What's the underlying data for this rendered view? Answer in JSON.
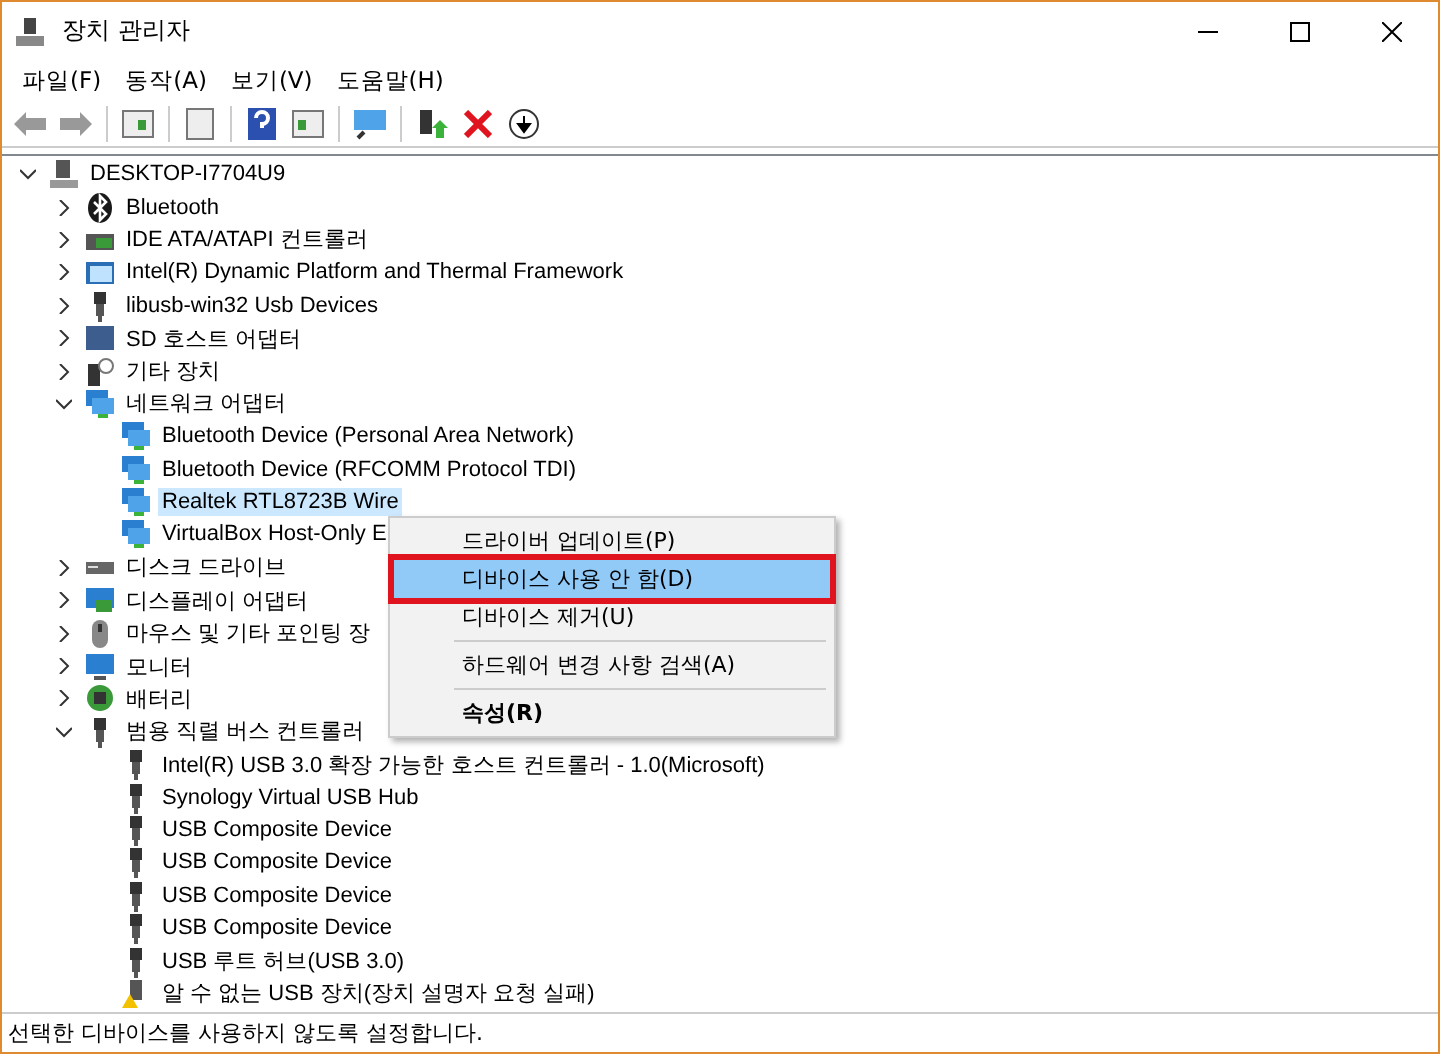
{
  "window": {
    "title": "장치 관리자"
  },
  "menu_bar": [
    "파일(F)",
    "동작(A)",
    "보기(V)",
    "도움말(H)"
  ],
  "tree": {
    "label": "DESKTOP-I7704U9",
    "kind": "computer",
    "expanded": true,
    "selected": false,
    "children": [
      {
        "label": "Bluetooth",
        "kind": "bluetooth",
        "expanded": false,
        "selected": false
      },
      {
        "label": "IDE ATA/ATAPI 컨트롤러",
        "kind": "controller",
        "expanded": false,
        "selected": false
      },
      {
        "label": "Intel(R) Dynamic Platform and Thermal Framework",
        "kind": "system",
        "expanded": false,
        "selected": false
      },
      {
        "label": "libusb-win32 Usb Devices",
        "kind": "usb",
        "expanded": false,
        "selected": false
      },
      {
        "label": "SD 호스트 어댑터",
        "kind": "card",
        "expanded": false,
        "selected": false
      },
      {
        "label": "기타 장치",
        "kind": "unknown",
        "expanded": false,
        "selected": false
      },
      {
        "label": "네트워크 어댑터",
        "kind": "network",
        "expanded": true,
        "selected": false,
        "children": [
          {
            "label": "Bluetooth Device (Personal Area Network)",
            "kind": "network",
            "selected": false
          },
          {
            "label": "Bluetooth Device (RFCOMM Protocol TDI)",
            "kind": "network",
            "selected": false
          },
          {
            "label": "Realtek RTL8723B Wire",
            "kind": "network",
            "selected": true
          },
          {
            "label": "VirtualBox Host-Only E",
            "kind": "network",
            "selected": false
          }
        ]
      },
      {
        "label": "디스크 드라이브",
        "kind": "drive",
        "expanded": false,
        "selected": false
      },
      {
        "label": "디스플레이 어댑터",
        "kind": "display",
        "expanded": false,
        "selected": false
      },
      {
        "label": "마우스 및 기타 포인팅 장",
        "kind": "mouse",
        "expanded": false,
        "selected": false
      },
      {
        "label": "모니터",
        "kind": "monitor",
        "expanded": false,
        "selected": false
      },
      {
        "label": "배터리",
        "kind": "battery",
        "expanded": false,
        "selected": false
      },
      {
        "label": "범용 직렬 버스 컨트롤러",
        "kind": "usb",
        "expanded": true,
        "selected": false,
        "children": [
          {
            "label": "Intel(R) USB 3.0 확장 가능한 호스트 컨트롤러 - 1.0(Microsoft)",
            "kind": "usb",
            "selected": false
          },
          {
            "label": "Synology Virtual USB Hub",
            "kind": "usb",
            "selected": false
          },
          {
            "label": "USB Composite Device",
            "kind": "usb",
            "selected": false
          },
          {
            "label": "USB Composite Device",
            "kind": "usb",
            "selected": false
          },
          {
            "label": "USB Composite Device",
            "kind": "usb",
            "selected": false
          },
          {
            "label": "USB Composite Device",
            "kind": "usb",
            "selected": false
          },
          {
            "label": "USB 루트 허브(USB 3.0)",
            "kind": "usb",
            "selected": false
          },
          {
            "label": "알 수 없는 USB 장치(장치 설명자 요청 실패)",
            "kind": "warning",
            "selected": false
          }
        ]
      }
    ]
  },
  "context_menu": [
    {
      "label": "드라이버 업데이트(P)",
      "selected": false,
      "bold": false,
      "divider_after": false
    },
    {
      "label": "디바이스 사용 안 함(D)",
      "selected": true,
      "bold": false,
      "divider_after": false
    },
    {
      "label": "디바이스 제거(U)",
      "selected": false,
      "bold": false,
      "divider_after": true
    },
    {
      "label": "하드웨어 변경 사항 검색(A)",
      "selected": false,
      "bold": false,
      "divider_after": true
    },
    {
      "label": "속성(R)",
      "selected": false,
      "bold": true,
      "divider_after": false
    }
  ],
  "status_bar": "선택한 디바이스를 사용하지 않도록 설정합니다."
}
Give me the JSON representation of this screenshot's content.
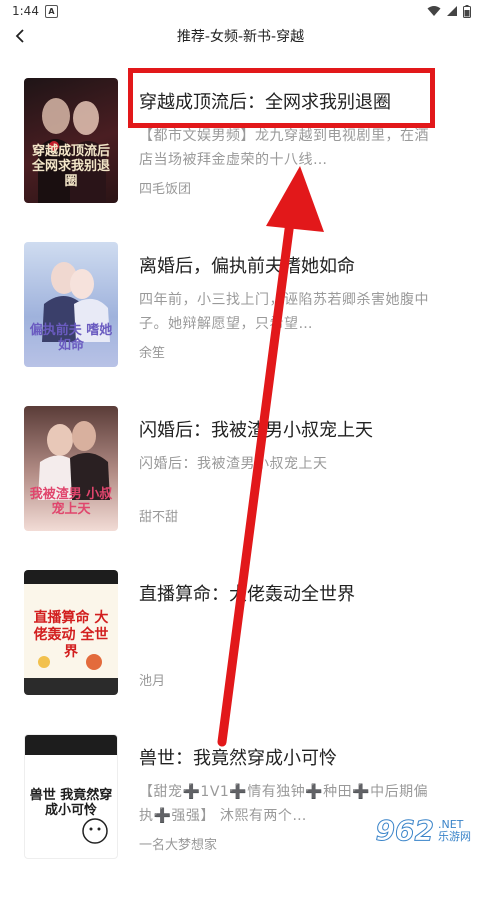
{
  "status": {
    "time": "1:44",
    "badge": "A"
  },
  "header": {
    "title": "推荐-女频-新书-穿越"
  },
  "books": [
    {
      "title": "穿越成顶流后：全网求我别退圈",
      "desc": "【都市文娱男频】龙九穿越到电视剧里，在酒店当场被拜金虚荣的十八线…",
      "author": "四毛饭团",
      "cover_text": "穿越成顶流后 全网求我别退圈",
      "cover_colors": [
        "#2a1a1c",
        "#6b2a30"
      ],
      "cover_text_color": "#f3e6c8"
    },
    {
      "title": "离婚后，偏执前夫嗜她如命",
      "desc": "四年前，小三找上门，诬陷苏若卿杀害她腹中子。她辩解愿望，只希望…",
      "author": "余笙",
      "cover_text": "偏执前夫 嗜她如命",
      "cover_colors": [
        "#c9d6ec",
        "#8fa4d2"
      ],
      "cover_text_color": "#6a5bc0"
    },
    {
      "title": "闪婚后：我被渣男小叔宠上天",
      "desc": "闪婚后：我被渣男小叔宠上天",
      "author": "甜不甜",
      "cover_text": "我被渣男 小叔宠上天",
      "cover_colors": [
        "#6b4a46",
        "#e9c9c4"
      ],
      "cover_text_color": "#e0466d"
    },
    {
      "title": "直播算命：大佬轰动全世界",
      "desc": "",
      "author": "池月",
      "cover_text": "直播算命 大佬轰动 全世界",
      "cover_colors": [
        "#fbf6ea",
        "#f3efe4"
      ],
      "cover_text_color": "#d21f1f"
    },
    {
      "title": "兽世：我竟然穿成小可怜",
      "desc": "【甜宠➕1V1➕情有独钟➕种田➕中后期偏执➕强强】 沐熙有两个…",
      "author": "一名大梦想家",
      "cover_text": "兽世 我竟然穿 成小可怜",
      "cover_colors": [
        "#ffffff",
        "#f1f1f1"
      ],
      "cover_text_color": "#1d1d1d"
    }
  ],
  "watermark": {
    "number": "962",
    "domain": ".NET",
    "site": "乐游网"
  },
  "annotation": {
    "color": "#e2181a"
  }
}
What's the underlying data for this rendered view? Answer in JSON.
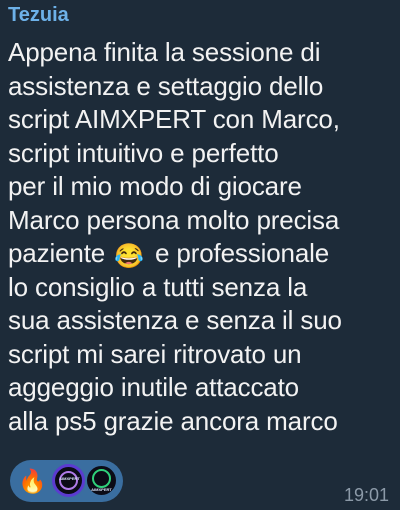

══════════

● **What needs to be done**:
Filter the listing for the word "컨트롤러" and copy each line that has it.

● **Written solution**:
        "label": "IDE ATA/ATAPI 컨트롤러",
        "label": "범용 직렬 버스 컨트롤러",
            "label": "Intel(R) USB 3.0 확장 가능한 호스트 컨트롤러 - 1.0(Microsoft)",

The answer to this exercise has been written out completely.